▶ EXERCISE DIRECTIONS
Please show all lines of the records that include "this".

Website and app data records
====
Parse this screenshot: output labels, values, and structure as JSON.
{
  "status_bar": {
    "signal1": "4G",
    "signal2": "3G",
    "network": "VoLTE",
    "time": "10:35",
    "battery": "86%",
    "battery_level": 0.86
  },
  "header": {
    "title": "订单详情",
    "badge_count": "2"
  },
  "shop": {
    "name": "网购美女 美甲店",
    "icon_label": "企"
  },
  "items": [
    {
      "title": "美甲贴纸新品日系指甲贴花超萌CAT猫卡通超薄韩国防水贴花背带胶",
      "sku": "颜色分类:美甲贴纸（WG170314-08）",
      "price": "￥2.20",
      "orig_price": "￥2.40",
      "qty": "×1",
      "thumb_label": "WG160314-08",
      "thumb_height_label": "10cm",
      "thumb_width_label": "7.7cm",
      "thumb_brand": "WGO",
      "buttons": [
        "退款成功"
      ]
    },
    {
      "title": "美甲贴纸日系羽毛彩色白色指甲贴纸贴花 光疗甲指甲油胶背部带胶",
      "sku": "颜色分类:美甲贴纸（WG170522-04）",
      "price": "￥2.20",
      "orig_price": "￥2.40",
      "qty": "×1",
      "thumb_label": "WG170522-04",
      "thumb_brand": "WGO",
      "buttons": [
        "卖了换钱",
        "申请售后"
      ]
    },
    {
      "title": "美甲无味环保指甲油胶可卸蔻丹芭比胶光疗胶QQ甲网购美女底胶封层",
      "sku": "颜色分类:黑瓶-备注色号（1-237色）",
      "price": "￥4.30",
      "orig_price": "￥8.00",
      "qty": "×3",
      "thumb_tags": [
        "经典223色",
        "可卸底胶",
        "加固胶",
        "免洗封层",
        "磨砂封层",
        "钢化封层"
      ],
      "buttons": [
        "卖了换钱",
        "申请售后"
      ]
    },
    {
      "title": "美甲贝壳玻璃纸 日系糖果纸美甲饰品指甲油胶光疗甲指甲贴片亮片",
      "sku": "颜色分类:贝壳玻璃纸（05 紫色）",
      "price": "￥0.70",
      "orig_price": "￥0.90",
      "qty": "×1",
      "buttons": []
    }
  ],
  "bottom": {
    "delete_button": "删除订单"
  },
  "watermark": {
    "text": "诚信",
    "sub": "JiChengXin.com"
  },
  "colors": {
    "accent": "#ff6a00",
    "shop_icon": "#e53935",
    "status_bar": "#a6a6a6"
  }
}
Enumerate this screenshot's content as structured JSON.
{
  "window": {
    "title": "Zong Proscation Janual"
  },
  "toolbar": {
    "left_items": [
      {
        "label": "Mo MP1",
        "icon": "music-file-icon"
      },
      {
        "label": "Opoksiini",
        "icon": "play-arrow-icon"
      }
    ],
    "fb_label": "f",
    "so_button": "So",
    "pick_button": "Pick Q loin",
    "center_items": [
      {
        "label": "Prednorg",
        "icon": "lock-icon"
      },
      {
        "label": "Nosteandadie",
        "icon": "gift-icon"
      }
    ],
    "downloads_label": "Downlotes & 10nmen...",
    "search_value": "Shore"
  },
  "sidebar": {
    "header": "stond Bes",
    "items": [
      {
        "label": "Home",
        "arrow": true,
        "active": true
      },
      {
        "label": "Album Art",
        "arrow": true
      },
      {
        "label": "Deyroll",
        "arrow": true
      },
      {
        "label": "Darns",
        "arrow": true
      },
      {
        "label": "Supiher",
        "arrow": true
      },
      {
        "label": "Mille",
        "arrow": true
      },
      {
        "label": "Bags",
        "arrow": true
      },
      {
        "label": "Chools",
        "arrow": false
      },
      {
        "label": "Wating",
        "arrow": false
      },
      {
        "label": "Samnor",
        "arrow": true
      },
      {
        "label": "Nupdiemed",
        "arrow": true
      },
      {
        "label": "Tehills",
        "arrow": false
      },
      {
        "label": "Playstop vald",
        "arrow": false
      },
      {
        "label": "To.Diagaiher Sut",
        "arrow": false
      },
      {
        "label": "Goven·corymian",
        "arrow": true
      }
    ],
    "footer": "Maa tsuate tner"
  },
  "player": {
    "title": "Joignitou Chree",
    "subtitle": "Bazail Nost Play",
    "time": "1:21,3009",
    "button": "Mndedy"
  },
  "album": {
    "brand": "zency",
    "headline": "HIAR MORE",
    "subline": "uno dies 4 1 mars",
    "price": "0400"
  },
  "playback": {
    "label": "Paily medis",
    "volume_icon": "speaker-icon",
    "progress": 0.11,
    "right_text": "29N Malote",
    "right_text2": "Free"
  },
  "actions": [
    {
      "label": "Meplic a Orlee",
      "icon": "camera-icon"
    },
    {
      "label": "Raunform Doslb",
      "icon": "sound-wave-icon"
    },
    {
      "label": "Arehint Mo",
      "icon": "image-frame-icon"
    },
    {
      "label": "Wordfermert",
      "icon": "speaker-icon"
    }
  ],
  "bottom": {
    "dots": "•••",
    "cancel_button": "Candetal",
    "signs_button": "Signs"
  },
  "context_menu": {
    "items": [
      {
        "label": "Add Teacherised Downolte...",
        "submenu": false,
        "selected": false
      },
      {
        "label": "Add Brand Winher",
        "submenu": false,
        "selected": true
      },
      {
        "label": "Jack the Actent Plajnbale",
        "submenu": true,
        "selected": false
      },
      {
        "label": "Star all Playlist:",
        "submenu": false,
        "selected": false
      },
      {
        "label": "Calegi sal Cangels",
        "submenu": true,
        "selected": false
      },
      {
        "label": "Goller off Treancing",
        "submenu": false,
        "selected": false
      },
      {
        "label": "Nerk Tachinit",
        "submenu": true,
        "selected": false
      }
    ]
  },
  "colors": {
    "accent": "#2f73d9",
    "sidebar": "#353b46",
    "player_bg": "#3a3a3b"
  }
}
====
▶ FINISHED TASK
Parse this screenshot: output labels, values, and structure as JSON.
Enumerate this screenshot's content as structured JSON.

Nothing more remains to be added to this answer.